**Directions for this task:** Exactly as given, write out all the entries again.

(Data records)
========

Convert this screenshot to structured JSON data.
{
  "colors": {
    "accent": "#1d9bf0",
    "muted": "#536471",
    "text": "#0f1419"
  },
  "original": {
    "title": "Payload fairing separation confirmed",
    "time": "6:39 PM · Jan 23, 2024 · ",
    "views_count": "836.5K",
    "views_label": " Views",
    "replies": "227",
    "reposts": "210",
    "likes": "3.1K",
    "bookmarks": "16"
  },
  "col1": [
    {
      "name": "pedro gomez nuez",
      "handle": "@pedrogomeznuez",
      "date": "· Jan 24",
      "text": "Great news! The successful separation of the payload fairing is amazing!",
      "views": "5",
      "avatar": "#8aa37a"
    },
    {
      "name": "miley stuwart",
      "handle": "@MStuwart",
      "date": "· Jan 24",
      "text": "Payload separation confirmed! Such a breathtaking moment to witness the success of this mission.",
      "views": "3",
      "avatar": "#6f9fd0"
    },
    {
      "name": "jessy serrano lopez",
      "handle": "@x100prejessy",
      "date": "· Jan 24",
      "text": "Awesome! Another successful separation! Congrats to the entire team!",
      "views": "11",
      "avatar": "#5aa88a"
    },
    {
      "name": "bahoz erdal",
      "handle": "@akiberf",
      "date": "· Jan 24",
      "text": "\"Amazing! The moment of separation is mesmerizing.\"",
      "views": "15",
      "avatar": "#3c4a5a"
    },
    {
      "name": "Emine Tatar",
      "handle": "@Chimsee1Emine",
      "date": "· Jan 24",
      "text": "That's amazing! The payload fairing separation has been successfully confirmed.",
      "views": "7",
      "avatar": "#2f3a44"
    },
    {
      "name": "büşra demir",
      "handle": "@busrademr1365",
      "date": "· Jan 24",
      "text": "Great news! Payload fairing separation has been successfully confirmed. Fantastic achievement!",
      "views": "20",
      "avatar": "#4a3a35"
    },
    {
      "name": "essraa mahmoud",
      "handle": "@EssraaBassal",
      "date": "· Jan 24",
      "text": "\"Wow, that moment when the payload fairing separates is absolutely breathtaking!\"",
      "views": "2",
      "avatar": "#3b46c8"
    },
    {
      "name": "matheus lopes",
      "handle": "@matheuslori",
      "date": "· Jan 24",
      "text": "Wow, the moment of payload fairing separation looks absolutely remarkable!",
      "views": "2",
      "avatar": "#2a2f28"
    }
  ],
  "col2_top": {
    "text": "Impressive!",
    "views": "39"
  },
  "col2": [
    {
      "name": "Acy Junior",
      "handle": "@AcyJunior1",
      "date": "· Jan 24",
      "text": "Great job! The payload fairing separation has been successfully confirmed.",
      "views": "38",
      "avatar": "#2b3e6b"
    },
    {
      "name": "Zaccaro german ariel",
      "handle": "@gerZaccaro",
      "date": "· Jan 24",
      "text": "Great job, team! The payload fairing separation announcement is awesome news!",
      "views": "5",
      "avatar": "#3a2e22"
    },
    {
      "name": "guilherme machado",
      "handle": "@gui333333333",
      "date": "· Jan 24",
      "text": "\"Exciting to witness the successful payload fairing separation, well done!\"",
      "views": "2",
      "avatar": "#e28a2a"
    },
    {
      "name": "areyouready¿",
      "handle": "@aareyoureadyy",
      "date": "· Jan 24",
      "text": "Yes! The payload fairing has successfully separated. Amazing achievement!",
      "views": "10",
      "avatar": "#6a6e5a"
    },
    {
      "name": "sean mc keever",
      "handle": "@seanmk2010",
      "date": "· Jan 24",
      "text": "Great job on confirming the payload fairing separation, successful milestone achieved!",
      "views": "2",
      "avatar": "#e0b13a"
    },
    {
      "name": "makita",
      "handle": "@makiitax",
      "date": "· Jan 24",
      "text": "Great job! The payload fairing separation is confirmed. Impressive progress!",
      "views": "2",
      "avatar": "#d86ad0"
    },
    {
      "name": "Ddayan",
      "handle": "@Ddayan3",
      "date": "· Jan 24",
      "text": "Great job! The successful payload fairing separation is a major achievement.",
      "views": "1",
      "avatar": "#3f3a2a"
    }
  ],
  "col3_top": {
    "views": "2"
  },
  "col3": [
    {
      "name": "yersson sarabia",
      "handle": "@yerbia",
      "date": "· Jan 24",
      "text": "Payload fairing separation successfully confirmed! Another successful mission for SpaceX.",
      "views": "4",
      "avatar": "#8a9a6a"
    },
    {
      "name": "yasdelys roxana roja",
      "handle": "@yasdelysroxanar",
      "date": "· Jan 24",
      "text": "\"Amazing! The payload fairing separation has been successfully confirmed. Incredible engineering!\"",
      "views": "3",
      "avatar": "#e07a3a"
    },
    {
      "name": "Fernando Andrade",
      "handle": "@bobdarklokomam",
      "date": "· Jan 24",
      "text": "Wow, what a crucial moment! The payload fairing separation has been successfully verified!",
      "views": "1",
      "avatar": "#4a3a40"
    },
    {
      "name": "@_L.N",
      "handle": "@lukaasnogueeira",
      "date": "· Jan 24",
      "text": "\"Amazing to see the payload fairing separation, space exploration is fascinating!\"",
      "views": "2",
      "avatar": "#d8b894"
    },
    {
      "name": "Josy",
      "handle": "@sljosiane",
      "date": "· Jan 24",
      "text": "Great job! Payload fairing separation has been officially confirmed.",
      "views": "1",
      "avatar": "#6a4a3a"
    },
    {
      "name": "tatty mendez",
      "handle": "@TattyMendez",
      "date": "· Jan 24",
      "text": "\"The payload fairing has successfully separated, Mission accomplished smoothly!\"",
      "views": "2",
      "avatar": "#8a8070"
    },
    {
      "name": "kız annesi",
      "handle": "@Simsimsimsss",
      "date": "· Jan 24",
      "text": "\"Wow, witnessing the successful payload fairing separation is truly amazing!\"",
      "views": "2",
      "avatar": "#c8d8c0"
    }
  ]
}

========

**Response to the task:**
Convert this screenshot to structured JSON data.
{
  "colors": {
    "accent": "#1d9bf0",
    "muted": "#536471",
    "text": "#0f1419"
  },
  "original": {
    "title": "Payload fairing separation confirmed",
    "time": "6:39 PM · Jan 23, 2024 · ",
    "views_count": "836.5K",
    "views_label": " Views",
    "replies": "227",
    "reposts": "210",
    "likes": "3.1K",
    "bookmarks": "16"
  },
  "col1": [
    {
      "name": "pedro gomez nuez",
      "handle": "@pedrogomeznuez",
      "date": "· Jan 24",
      "text": "Great news! The successful separation of the payload fairing is amazing!",
      "views": "5",
      "avatar": "#8aa37a"
    },
    {
      "name": "miley stuwart",
      "handle": "@MStuwart",
      "date": "· Jan 24",
      "text": "Payload separation confirmed! Such a breathtaking moment to witness the success of this mission.",
      "views": "3",
      "avatar": "#6f9fd0"
    },
    {
      "name": "jessy serrano lopez",
      "handle": "@x100prejessy",
      "date": "· Jan 24",
      "text": "Awesome! Another successful separation! Congrats to the entire team!",
      "views": "11",
      "avatar": "#5aa88a"
    },
    {
      "name": "bahoz erdal",
      "handle": "@akiberf",
      "date": "· Jan 24",
      "text": "\"Amazing! The moment of separation is mesmerizing.\"",
      "views": "15",
      "avatar": "#3c4a5a"
    },
    {
      "name": "Emine Tatar",
      "handle": "@Chimsee1Emine",
      "date": "· Jan 24",
      "text": "That's amazing! The payload fairing separation has been successfully confirmed.",
      "views": "7",
      "avatar": "#2f3a44"
    },
    {
      "name": "büşra demir",
      "handle": "@busrademr1365",
      "date": "· Jan 24",
      "text": "Great news! Payload fairing separation has been successfully confirmed. Fantastic achievement!",
      "views": "20",
      "avatar": "#4a3a35"
    },
    {
      "name": "essraa mahmoud",
      "handle": "@EssraaBassal",
      "date": "· Jan 24",
      "text": "\"Wow, that moment when the payload fairing separates is absolutely breathtaking!\"",
      "views": "2",
      "avatar": "#3b46c8"
    },
    {
      "name": "matheus lopes",
      "handle": "@matheuslori",
      "date": "· Jan 24",
      "text": "Wow, the moment of payload fairing separation looks absolutely remarkable!",
      "views": "2",
      "avatar": "#2a2f28"
    }
  ],
  "col2_top": {
    "text": "Impressive!",
    "views": "39"
  },
  "col2": [
    {
      "name": "Acy Junior",
      "handle": "@AcyJunior1",
      "date": "· Jan 24",
      "text": "Great job! The payload fairing separation has been successfully confirmed.",
      "views": "38",
      "avatar": "#2b3e6b"
    },
    {
      "name": "Zaccaro german ariel",
      "handle": "@gerZaccaro",
      "date": "· Jan 24",
      "text": "Great job, team! The payload fairing separation announcement is awesome news!",
      "views": "5",
      "avatar": "#3a2e22"
    },
    {
      "name": "guilherme machado",
      "handle": "@gui333333333",
      "date": "· Jan 24",
      "text": "\"Exciting to witness the successful payload fairing separation, well done!\"",
      "views": "2",
      "avatar": "#e28a2a"
    },
    {
      "name": "areyouready¿",
      "handle": "@aareyoureadyy",
      "date": "· Jan 24",
      "text": "Yes! The payload fairing has successfully separated. Amazing achievement!",
      "views": "10",
      "avatar": "#6a6e5a"
    },
    {
      "name": "sean mc keever",
      "handle": "@seanmk2010",
      "date": "· Jan 24",
      "text": "Great job on confirming the payload fairing separation, successful milestone achieved!",
      "views": "2",
      "avatar": "#e0b13a"
    },
    {
      "name": "makita",
      "handle": "@makiitax",
      "date": "· Jan 24",
      "text": "Great job! The payload fairing separation is confirmed. Impressive progress!",
      "views": "2",
      "avatar": "#d86ad0"
    },
    {
      "name": "Ddayan",
      "handle": "@Ddayan3",
      "date": "· Jan 24",
      "text": "Great job! The successful payload fairing separation is a major achievement.",
      "views": "1",
      "avatar": "#3f3a2a"
    }
  ],
  "col3_top": {
    "views": "2"
  },
  "col3": [
    {
      "name": "yersson sarabia",
      "handle": "@yerbia",
      "date": "· Jan 24",
      "text": "Payload fairing separation successfully confirmed! Another successful mission for SpaceX.",
      "views": "4",
      "avatar": "#8a9a6a"
    },
    {
      "name": "yasdelys roxana roja",
      "handle": "@yasdelysroxanar",
      "date": "· Jan 24",
      "text": "\"Amazing! The payload fairing separation has been successfully confirmed. Incredible engineering!\"",
      "views": "3",
      "avatar": "#e07a3a"
    },
    {
      "name": "Fernando Andrade",
      "handle": "@bobdarklokomam",
      "date": "· Jan 24",
      "text": "Wow, what a crucial moment! The payload fairing separation has been successfully verified!",
      "views": "1",
      "avatar": "#4a3a40"
    },
    {
      "name": "@_L.N",
      "handle": "@lukaasnogueeira",
      "date": "· Jan 24",
      "text": "\"Amazing to see the payload fairing separation, space exploration is fascinating!\"",
      "views": "2",
      "avatar": "#d8b894"
    },
    {
      "name": "Josy",
      "handle": "@sljosiane",
      "date": "· Jan 24",
      "text": "Great job! Payload fairing separation has been officially confirmed.",
      "views": "1",
      "avatar": "#6a4a3a"
    },
    {
      "name": "tatty mendez",
      "handle": "@TattyMendez",
      "date": "· Jan 24",
      "text": "\"The payload fairing has successfully separated, Mission accomplished smoothly!\"",
      "views": "2",
      "avatar": "#8a8070"
    },
    {
      "name": "kız annesi",
      "handle": "@Simsimsimsss",
      "date": "· Jan 24",
      "text": "\"Wow, witnessing the successful payload fairing separation is truly amazing!\"",
      "views": "2",
      "avatar": "#c8d8c0"
    }
  ]
}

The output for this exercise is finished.